The Federal Court today ruled that unless Voltage Pictures and Dallas Buyers Club LLC pay a $600,000 bond, they will not be able to obtain the names and addresses of the Australians accused of illegally downloading the movie.

In April, the Federal Court ordered ISPs to hand over the personal information linked to the infringing IP addresses but specified that court approval would have to be obtained regarding the content of the letters requesting payment.  Today, Justice Nye Perram reviewed the draft letters and ruled that they were unsatisfactory and demanded more from recipients than was reasonable.
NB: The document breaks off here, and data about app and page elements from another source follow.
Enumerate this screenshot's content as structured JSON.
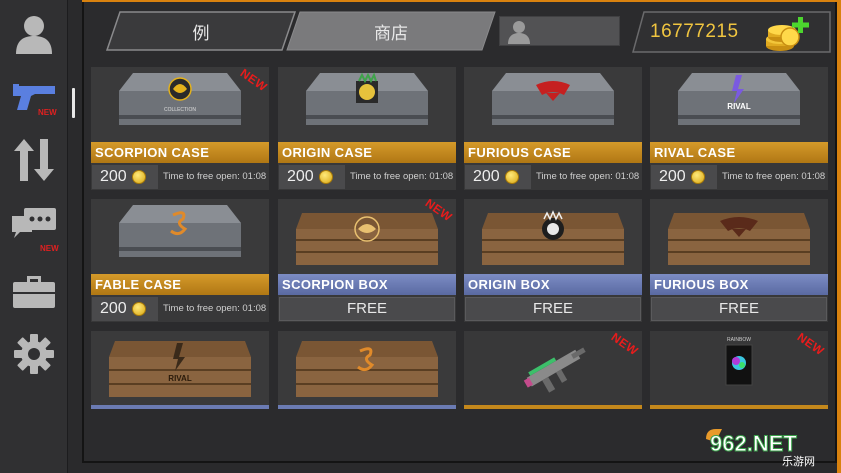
{
  "tabs": [
    {
      "label": "例"
    },
    {
      "label": "商店"
    }
  ],
  "coins": {
    "value": "16777215"
  },
  "sidebar": {
    "items": [
      {
        "icon": "profile-icon"
      },
      {
        "icon": "gun-icon",
        "badge": "NEW"
      },
      {
        "icon": "trade-arrows-icon"
      },
      {
        "icon": "chat-icon",
        "badge": "NEW"
      },
      {
        "icon": "briefcase-icon"
      },
      {
        "icon": "gear-icon"
      }
    ]
  },
  "cases": [
    {
      "name": "SCORPION CASE",
      "price": "200",
      "timer": "Time to free open: 01:08",
      "badge": "NEW",
      "crest_text": "SCORPION"
    },
    {
      "name": "ORIGIN CASE",
      "price": "200",
      "timer": "Time to free open: 01:08"
    },
    {
      "name": "FURIOUS CASE",
      "price": "200",
      "timer": "Time to free open: 01:08"
    },
    {
      "name": "RIVAL CASE",
      "price": "200",
      "timer": "Time to free open: 01:08",
      "crest_text": "RIVAL"
    },
    {
      "name": "FABLE CASE",
      "price": "200",
      "timer": "Time to free open: 01:08"
    }
  ],
  "boxes": [
    {
      "name": "SCORPION BOX",
      "price": "FREE",
      "badge": "NEW"
    },
    {
      "name": "ORIGIN BOX",
      "price": "FREE"
    },
    {
      "name": "FURIOUS BOX",
      "price": "FREE"
    }
  ],
  "bottom_items": [
    {
      "kind": "rival-box",
      "crest_text": "RIVAL"
    },
    {
      "kind": "fable-box"
    },
    {
      "kind": "weapon",
      "badge": "NEW"
    },
    {
      "kind": "rainbow-pack",
      "badge": "NEW",
      "pack_text": "RAINBOW"
    }
  ],
  "case_collection_text": "COLLECTION",
  "watermark": {
    "text": "962.NET",
    "sub": "乐游网"
  },
  "colors": {
    "accent": "#d9820f",
    "gold_label": "#c4881c",
    "blue_label": "#6b7bb3",
    "coin": "#f0c540",
    "new": "#e81c1c"
  }
}
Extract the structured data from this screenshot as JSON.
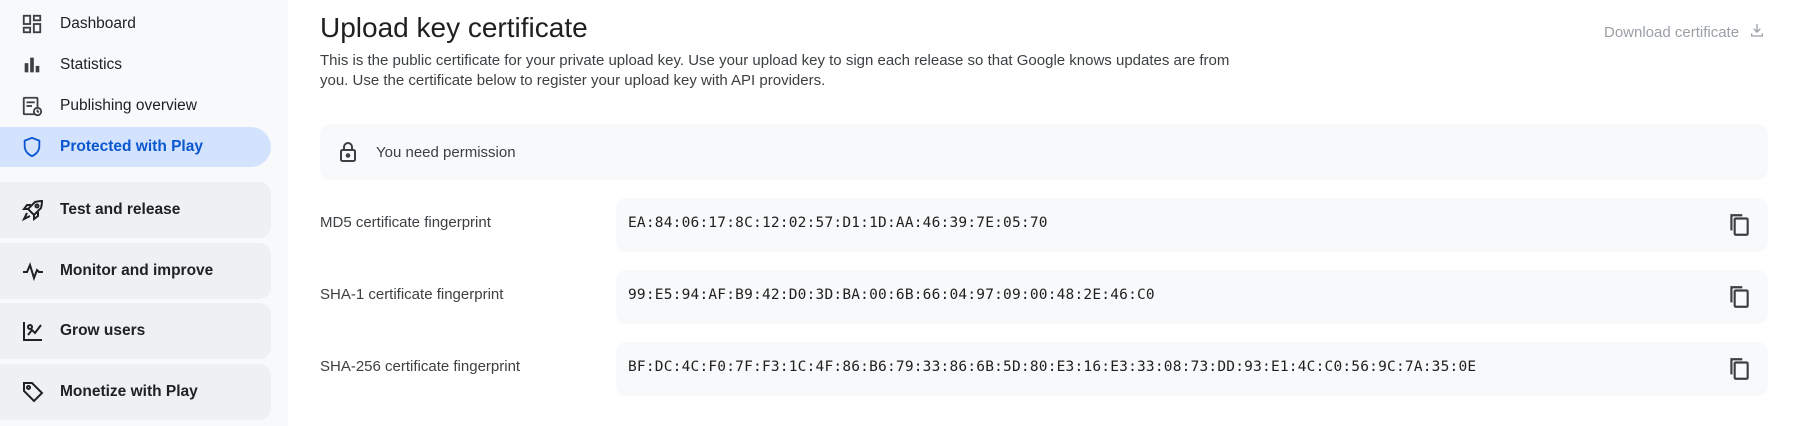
{
  "sidebar": {
    "items": [
      {
        "label": "Dashboard",
        "icon": "dashboard-icon"
      },
      {
        "label": "Statistics",
        "icon": "bar-chart-icon"
      },
      {
        "label": "Publishing overview",
        "icon": "publishing-overview-icon"
      },
      {
        "label": "Protected with Play",
        "icon": "shield-icon",
        "active": true
      }
    ],
    "groups": [
      {
        "label": "Test and release",
        "icon": "rocket-icon"
      },
      {
        "label": "Monitor and improve",
        "icon": "pulse-icon"
      },
      {
        "label": "Grow users",
        "icon": "grow-users-icon"
      },
      {
        "label": "Monetize with Play",
        "icon": "tag-icon"
      }
    ]
  },
  "main": {
    "title": "Upload key certificate",
    "description_line1": "This is the public certificate for your private upload key. Use your upload key to sign each release so that Google knows updates are from",
    "description_line2": "you. Use the certificate below to register your upload key with API providers.",
    "download_label": "Download certificate",
    "permission_text": "You need permission",
    "fingerprints": [
      {
        "label": "MD5 certificate fingerprint",
        "value": "EA:84:06:17:8C:12:02:57:D1:1D:AA:46:39:7E:05:70"
      },
      {
        "label": "SHA-1 certificate fingerprint",
        "value": "99:E5:94:AF:B9:42:D0:3D:BA:00:6B:66:04:97:09:00:48:2E:46:C0"
      },
      {
        "label": "SHA-256 certificate fingerprint",
        "value": "BF:DC:4C:F0:7F:F3:1C:4F:86:B6:79:33:86:6B:5D:80:E3:16:E3:33:08:73:DD:93:E1:4C:C0:56:9C:7A:35:0E"
      }
    ]
  },
  "colors": {
    "accent": "#0b57d0",
    "active_bg": "#d3e3fd",
    "sidebar_bg": "#f8f9fb",
    "box_bg": "#f8f9fa"
  }
}
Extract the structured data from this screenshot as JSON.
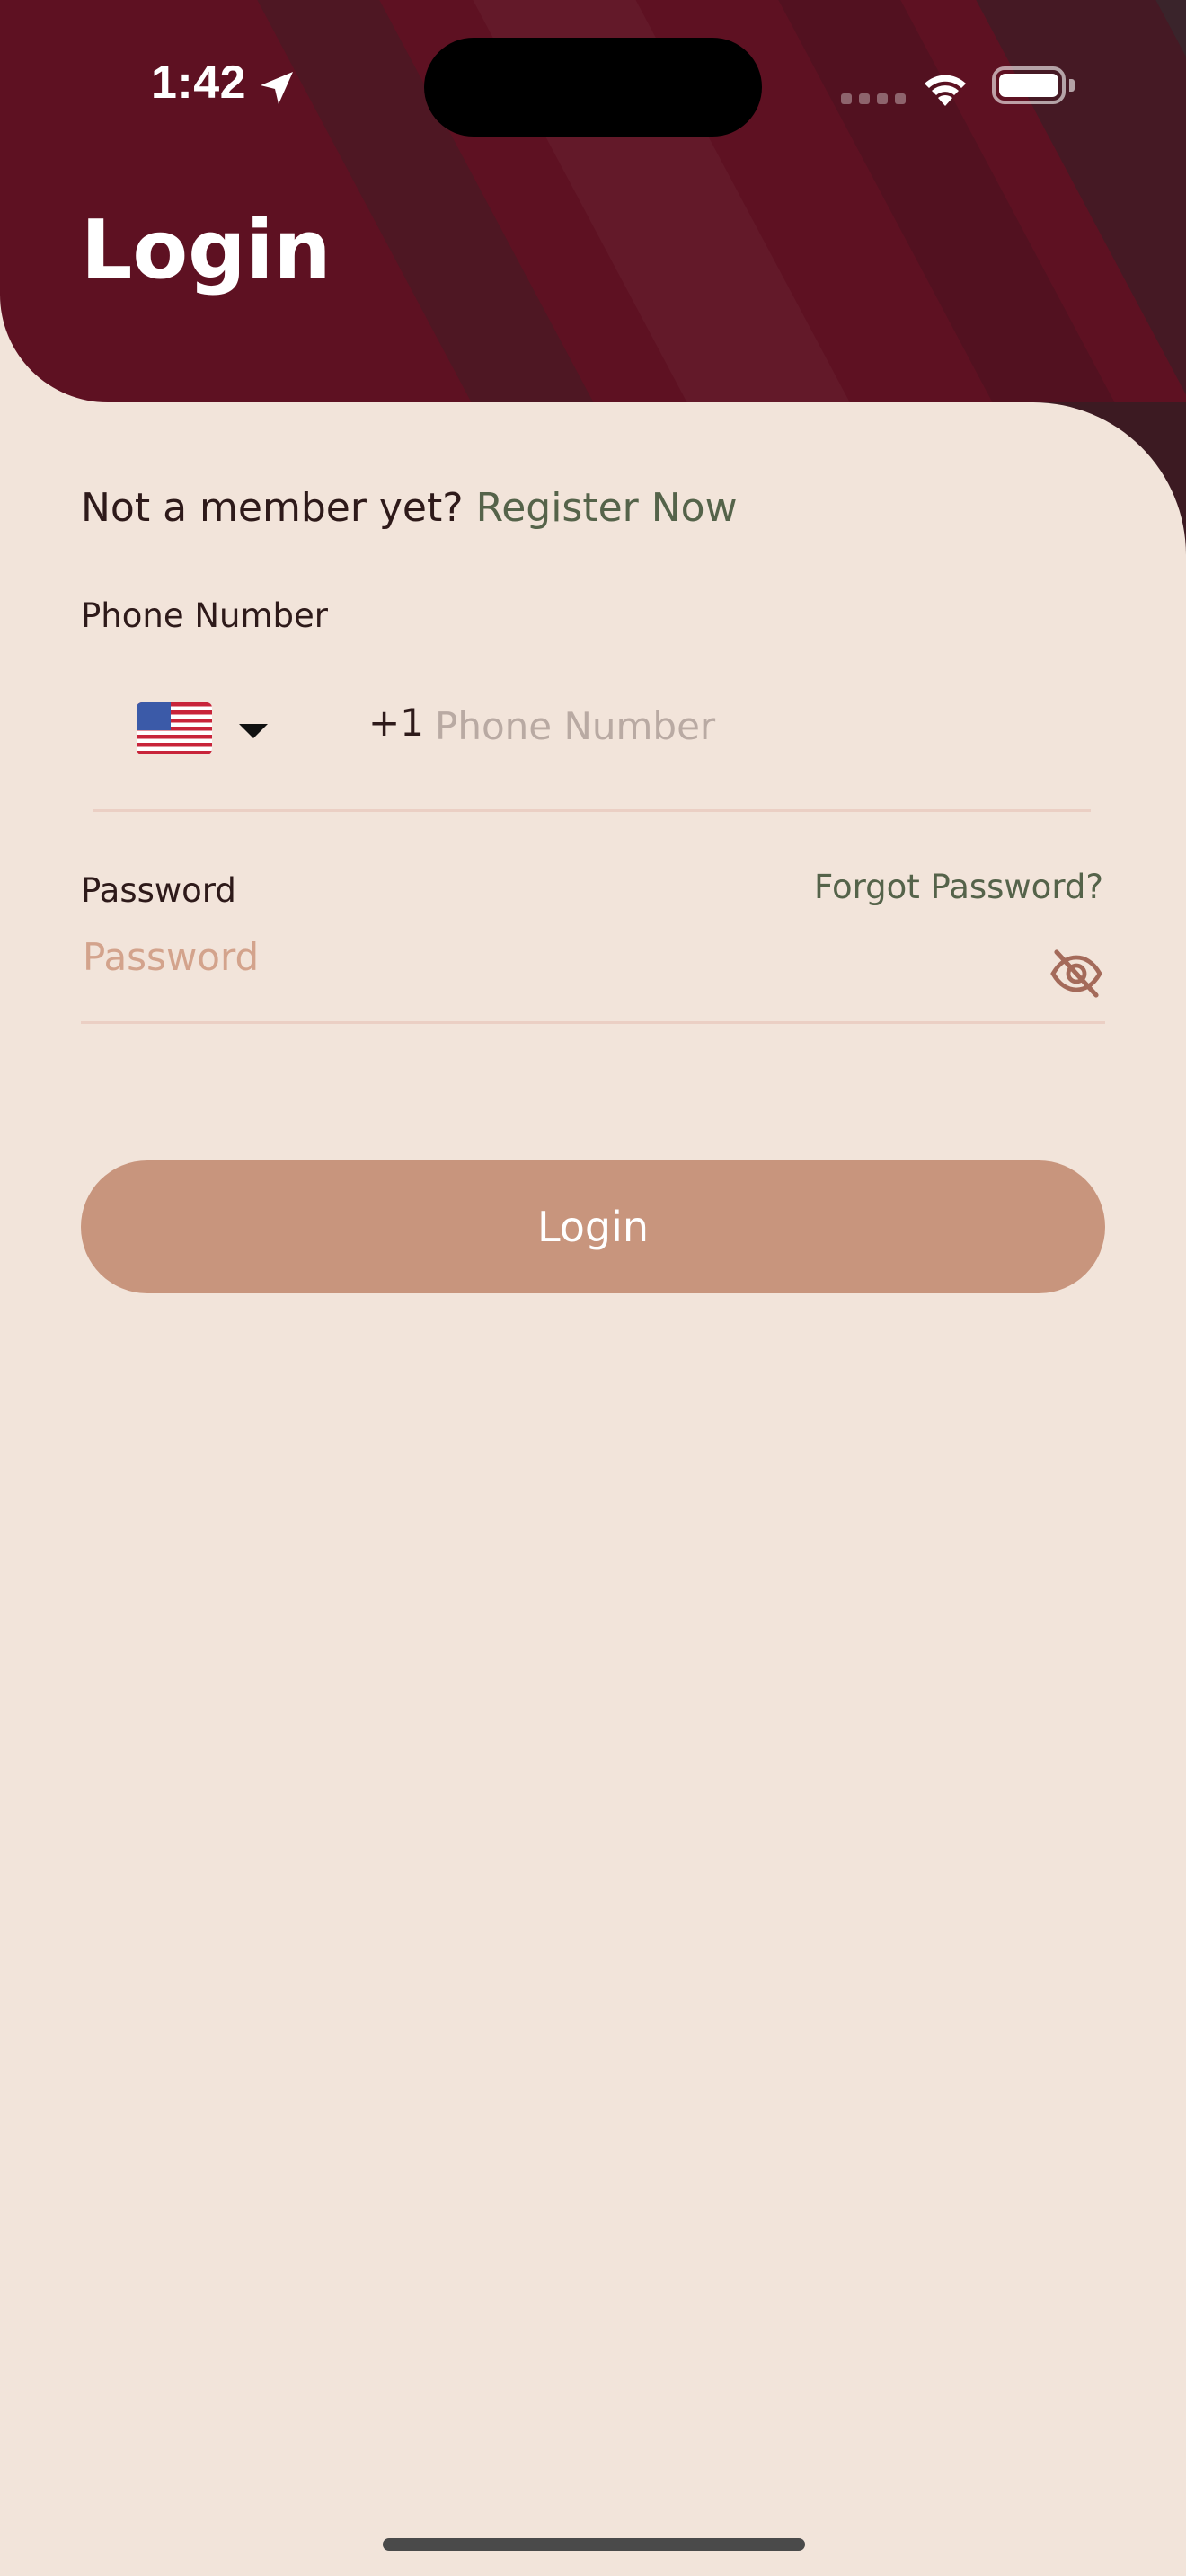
{
  "status_bar": {
    "time": "1:42"
  },
  "header": {
    "title": "Login"
  },
  "register": {
    "prompt": "Not a member yet?",
    "link": "Register Now"
  },
  "phone": {
    "label": "Phone Number",
    "country_flag": "us-flag-icon",
    "dial_code": "+1",
    "placeholder": "Phone Number",
    "value": ""
  },
  "password": {
    "label": "Password",
    "forgot": "Forgot Password?",
    "placeholder": "Password",
    "value": ""
  },
  "login_button": {
    "label": "Login"
  },
  "colors": {
    "header_bg": "#5e1122",
    "page_bg": "#f2e4da",
    "accent_link": "#55634a",
    "button_bg": "#c8957d"
  }
}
The large bond requirement is aimed at deterring Dallas Buyers Club LLC from undertaking speculative invoicing, demanding large sums of money from alleged pirates to avoid being sued for copyright infringement.  The decision makes it unlikely that any alleged pirates will receive letters of infringement and their information will remain confidential in the hands of the ISPs.

Justice Nye Perram commented that although the illegal downloading is a breach of copyright, he would not give the information to Dallas Buyers Club LLC if they propose to use it to ‘throw stones at the infringers’ windows’ because ‘breaking a window has nothing to do with the exercise of a right to obtain relief’.

Click here to read the judgement.